EXERCISE PROMPT. Below is a set of records. Repeat them verbatim without the pictures.

Extracted records
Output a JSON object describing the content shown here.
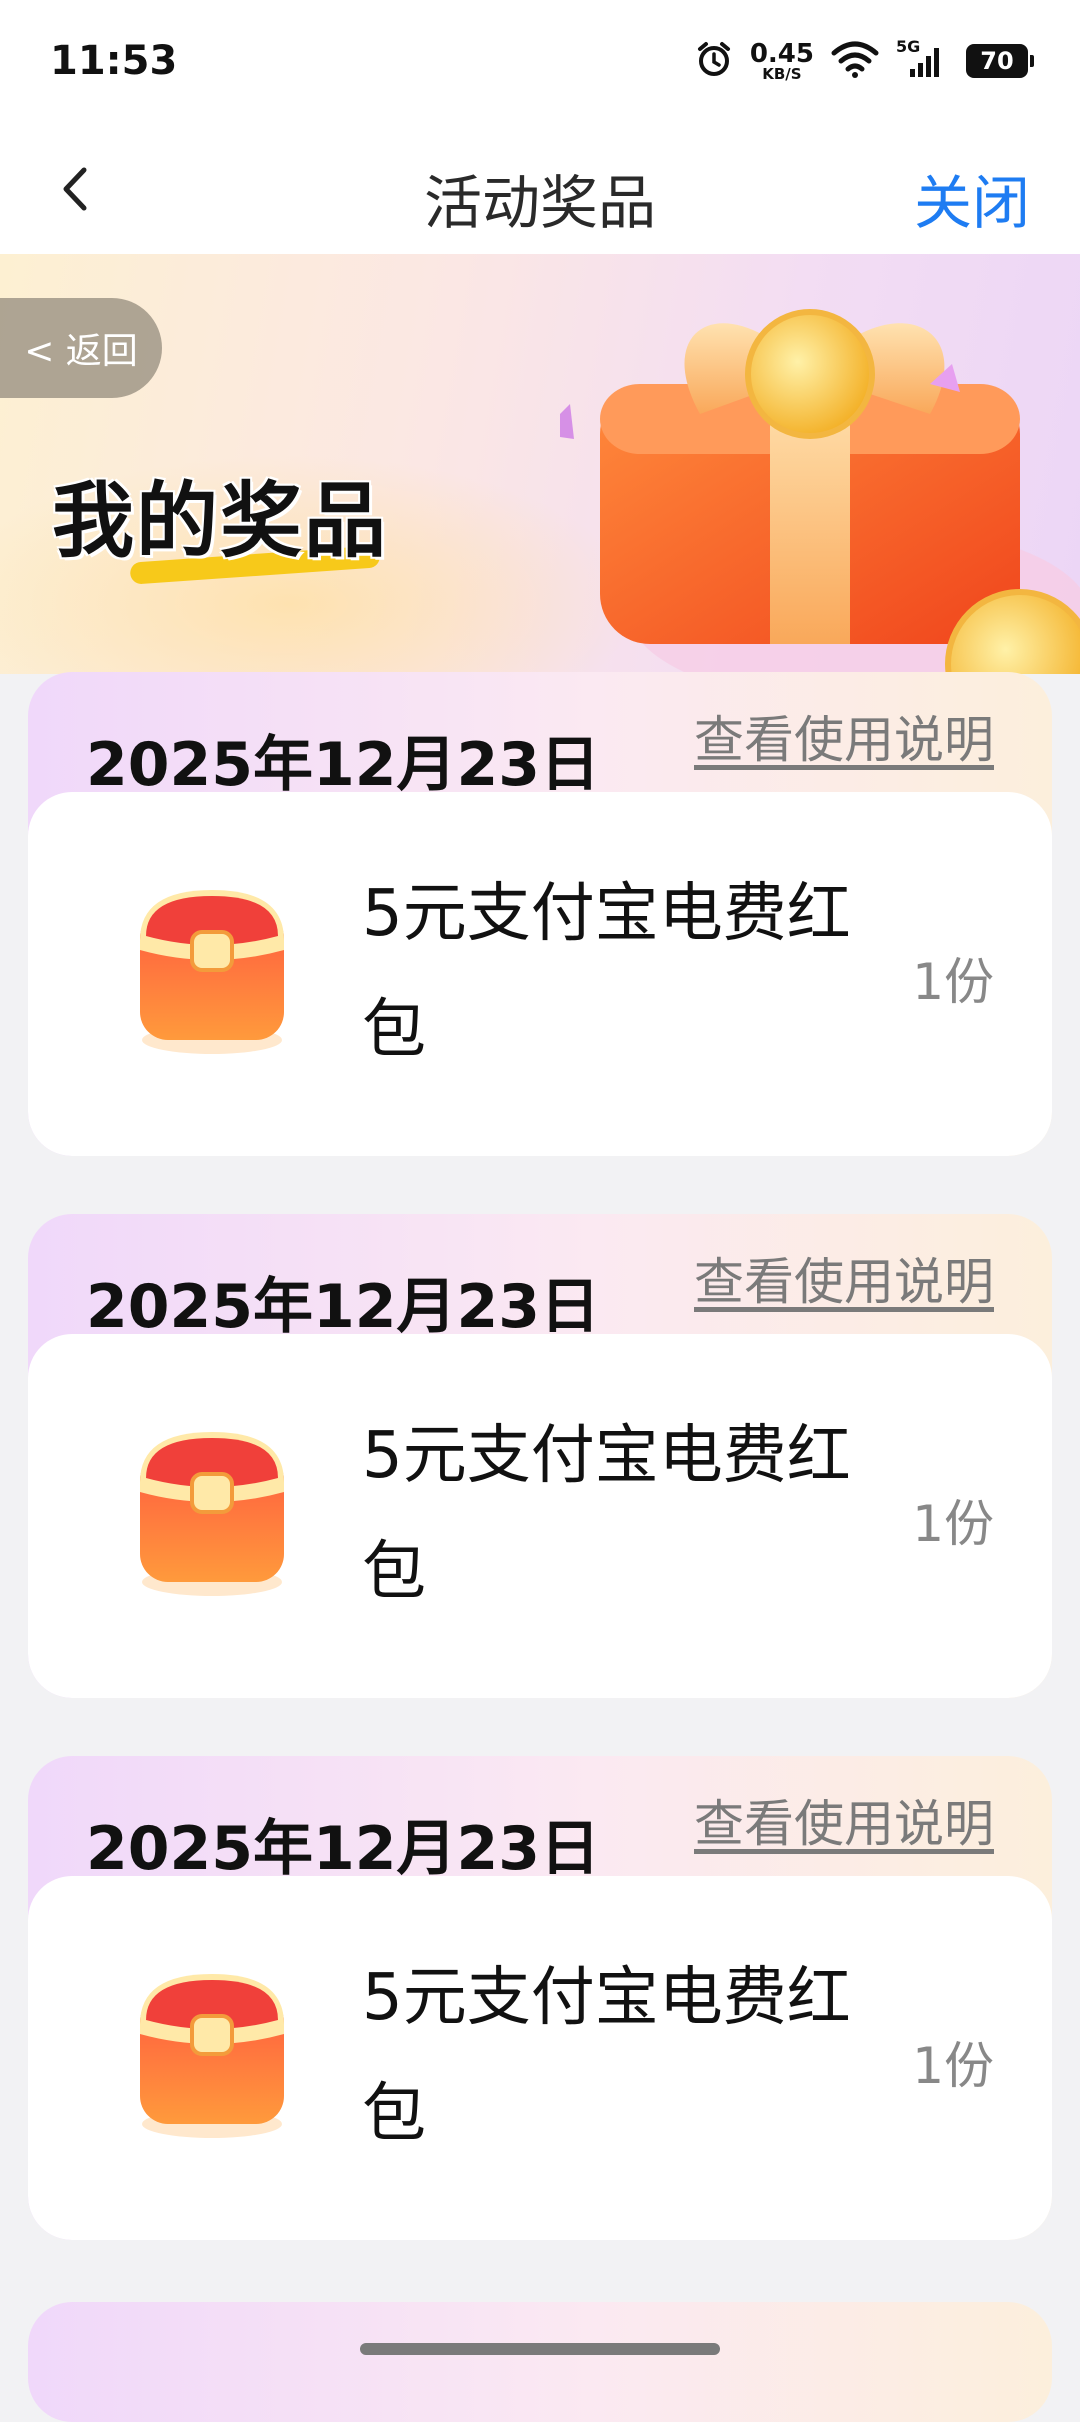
{
  "status_bar": {
    "time": "11:53",
    "net_speed_value": "0.45",
    "net_speed_unit": "KB/S",
    "signal_label": "5G",
    "battery": "70"
  },
  "nav": {
    "title": "活动奖品",
    "close_label": "关闭",
    "accent_color": "#1e7cf2"
  },
  "banner": {
    "return_label": "< 返回",
    "title": "我的奖品"
  },
  "prizes": [
    {
      "date": "2025年12月23日",
      "link": "查看使用说明",
      "name": "5元支付宝电费红包",
      "qty": "1份"
    },
    {
      "date": "2025年12月23日",
      "link": "查看使用说明",
      "name": "5元支付宝电费红包",
      "qty": "1份"
    },
    {
      "date": "2025年12月23日",
      "link": "查看使用说明",
      "name": "5元支付宝电费红包",
      "qty": "1份"
    }
  ]
}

YOUR RESPONSE.
Output a JSON object describing the content shown here.
{
  "status_bar": {
    "time": "11:53",
    "net_speed_value": "0.45",
    "net_speed_unit": "KB/S",
    "signal_label": "5G",
    "battery": "70"
  },
  "nav": {
    "title": "活动奖品",
    "close_label": "关闭",
    "accent_color": "#1e7cf2"
  },
  "banner": {
    "return_label": "< 返回",
    "title": "我的奖品"
  },
  "prizes": [
    {
      "date": "2025年12月23日",
      "link": "查看使用说明",
      "name": "5元支付宝电费红包",
      "qty": "1份"
    },
    {
      "date": "2025年12月23日",
      "link": "查看使用说明",
      "name": "5元支付宝电费红包",
      "qty": "1份"
    },
    {
      "date": "2025年12月23日",
      "link": "查看使用说明",
      "name": "5元支付宝电费红包",
      "qty": "1份"
    }
  ]
}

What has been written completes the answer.